:: Exercise inputs
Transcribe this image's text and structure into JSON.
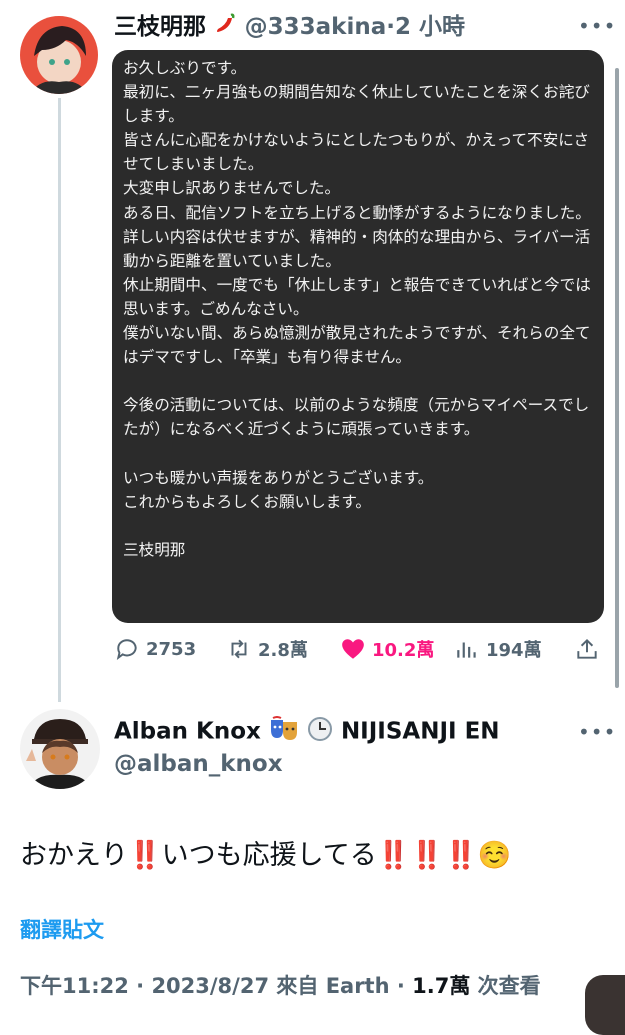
{
  "tweet": {
    "author_name": "三枝明那",
    "handle_time": "@333akina·2 小時",
    "more_icon": "more-dots-icon",
    "note_text": "お久しぶりです。\n最初に、二ヶ月強もの期間告知なく休止していたことを深くお詫びします。\n皆さんに心配をかけないようにとしたつもりが、かえって不安にさせてしまいました。\n大変申し訳ありませんでした。\nある日、配信ソフトを立ち上げると動悸がするようになりました。\n詳しい内容は伏せますが、精神的・肉体的な理由から、ライバー活動から距離を置いていました。\n休止期間中、一度でも「休止します」と報告できていればと今では思います。ごめんなさい。\n僕がいない間、あらぬ憶測が散見されたようですが、それらの全てはデマですし、「卒業」も有り得ません。\n\n今後の活動については、以前のような頻度（元からマイペースでしたが）になるべく近づくように頑張っていきます。\n\nいつも暖かい声援をありがとうございます。\nこれからもよろしくお願いします。\n\n三枝明那",
    "stats": {
      "replies": "2753",
      "retweets": "2.8萬",
      "likes": "10.2萬",
      "views": "194萬"
    },
    "like_color": "#f91880"
  },
  "reply": {
    "author_name": "Alban Knox",
    "affiliation": "NIJISANJI EN",
    "handle": "@alban_knox",
    "text": "おかえり‼️いつも応援してる‼️‼️‼️☺️",
    "translate_label": "翻譯貼文",
    "meta_time": "下午11:22 · 2023/8/27 來自 Earth · ",
    "meta_views": "1.7萬",
    "meta_views_suffix": " 次查看"
  },
  "colors": {
    "accent": "#1d9bf0",
    "secondary_text": "#536471",
    "note_background": "#2b2b2b"
  }
}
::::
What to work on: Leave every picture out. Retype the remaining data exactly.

Exercise solution:
Transcribe this image's text and structure into JSON.
{
  "tweet": {
    "author_name": "三枝明那",
    "handle_time": "@333akina·2 小時",
    "more_icon": "more-dots-icon",
    "note_text": "お久しぶりです。\n最初に、二ヶ月強もの期間告知なく休止していたことを深くお詫びします。\n皆さんに心配をかけないようにとしたつもりが、かえって不安にさせてしまいました。\n大変申し訳ありませんでした。\nある日、配信ソフトを立ち上げると動悸がするようになりました。\n詳しい内容は伏せますが、精神的・肉体的な理由から、ライバー活動から距離を置いていました。\n休止期間中、一度でも「休止します」と報告できていればと今では思います。ごめんなさい。\n僕がいない間、あらぬ憶測が散見されたようですが、それらの全てはデマですし、「卒業」も有り得ません。\n\n今後の活動については、以前のような頻度（元からマイペースでしたが）になるべく近づくように頑張っていきます。\n\nいつも暖かい声援をありがとうございます。\nこれからもよろしくお願いします。\n\n三枝明那",
    "stats": {
      "replies": "2753",
      "retweets": "2.8萬",
      "likes": "10.2萬",
      "views": "194萬"
    },
    "like_color": "#f91880"
  },
  "reply": {
    "author_name": "Alban Knox",
    "affiliation": "NIJISANJI EN",
    "handle": "@alban_knox",
    "text": "おかえり‼️いつも応援してる‼️‼️‼️☺️",
    "translate_label": "翻譯貼文",
    "meta_time": "下午11:22 · 2023/8/27 來自 Earth · ",
    "meta_views": "1.7萬",
    "meta_views_suffix": " 次查看"
  },
  "colors": {
    "accent": "#1d9bf0",
    "secondary_text": "#536471",
    "note_background": "#2b2b2b"
  }
}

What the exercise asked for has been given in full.